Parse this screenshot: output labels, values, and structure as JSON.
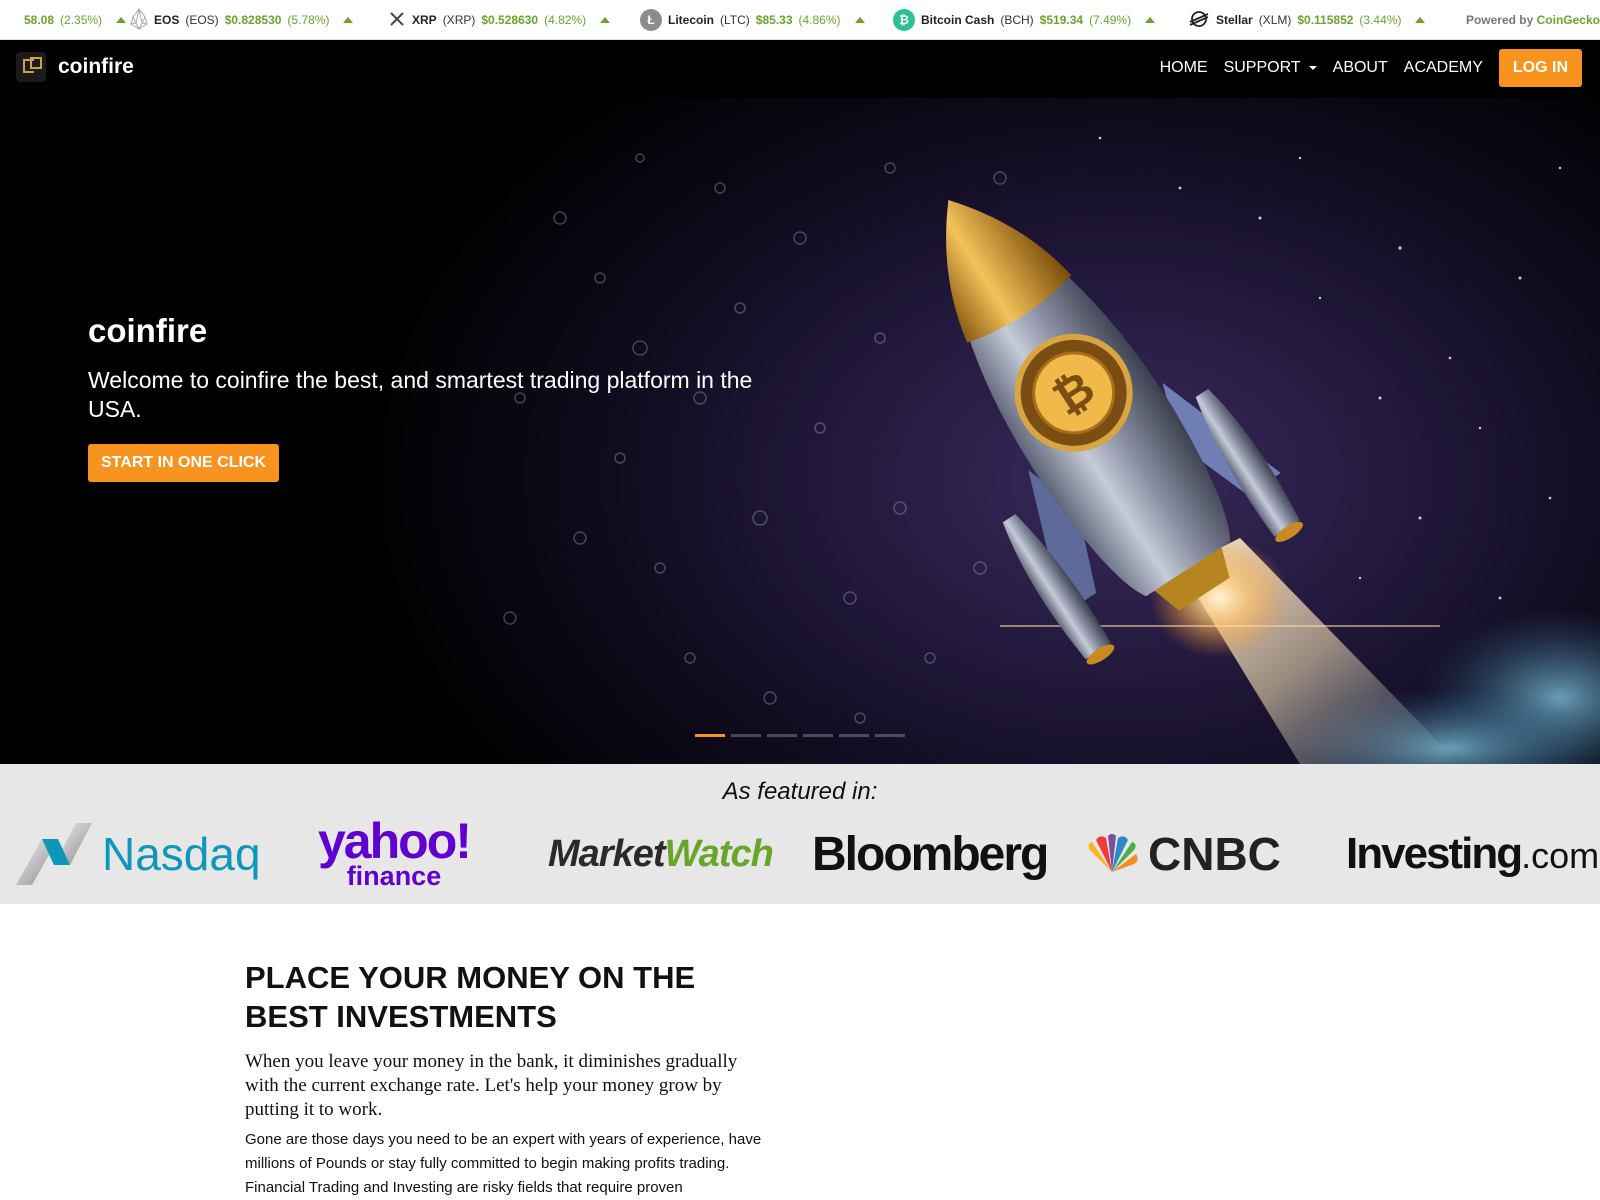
{
  "ticker": {
    "items": [
      {
        "name": "",
        "symbol": "",
        "price": "58.08",
        "change": "(2.35%)",
        "icon": "truncated-coin-icon"
      },
      {
        "name": "EOS",
        "symbol": "(EOS)",
        "price": "$0.828530",
        "change": "(5.78%)",
        "icon": "eos-icon"
      },
      {
        "name": "XRP",
        "symbol": "(XRP)",
        "price": "$0.528630",
        "change": "(4.82%)",
        "icon": "xrp-icon"
      },
      {
        "name": "Litecoin",
        "symbol": "(LTC)",
        "price": "$85.33",
        "change": "(4.86%)",
        "icon": "litecoin-icon"
      },
      {
        "name": "Bitcoin Cash",
        "symbol": "(BCH)",
        "price": "$519.34",
        "change": "(7.49%)",
        "icon": "bitcoin-cash-icon"
      },
      {
        "name": "Stellar",
        "symbol": "(XLM)",
        "price": "$0.115852",
        "change": "(3.44%)",
        "icon": "stellar-icon"
      }
    ],
    "powered_by": "Powered by",
    "provider": "CoinGecko",
    "up_color": "#6aa42b"
  },
  "nav": {
    "brand": "coinfire",
    "items": [
      "HOME",
      "SUPPORT",
      "ABOUT",
      "ACADEMY"
    ],
    "login": "LOG IN",
    "accent": "#f7931e"
  },
  "hero": {
    "title": "coinfire",
    "subtitle": "Welcome to coinfire the best, and smartest trading platform in the USA.",
    "cta": "START IN ONE CLICK",
    "slides_total": 6,
    "active_slide": 1
  },
  "featured": {
    "label": "As featured in:",
    "outlets": {
      "nasdaq": "Nasdaq",
      "yahoo_top": "yahoo!",
      "yahoo_bottom": "finance",
      "mw_a": "Market",
      "mw_b": "Watch",
      "bloomberg": "Bloomberg",
      "cnbc": "CNBC",
      "investing": "Investing",
      "investing_suffix": ".com"
    }
  },
  "content": {
    "heading": "PLACE YOUR MONEY ON THE BEST INVESTMENTS",
    "lead": "When you leave your money in the bank, it diminishes gradually with the current exchange rate. Let's help your money grow by putting it to work.",
    "body": "Gone are those days you need to be an expert with years of experience, have millions of Pounds or stay fully committed to begin making profits trading. Financial Trading and Investing are risky fields that require proven"
  }
}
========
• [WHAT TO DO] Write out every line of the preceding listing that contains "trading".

• [SOLUTION FOR THIS EXERCISE]
    "subtitle": "Welcome to coinfire the best, and smartest trading platform in the USA.",
    "body": "Gone are those days you need to be an expert with years of experience, have millions of Pounds or stay fully committed to begin making profits trading. Financial Trading and Investing are risky fields that require proven"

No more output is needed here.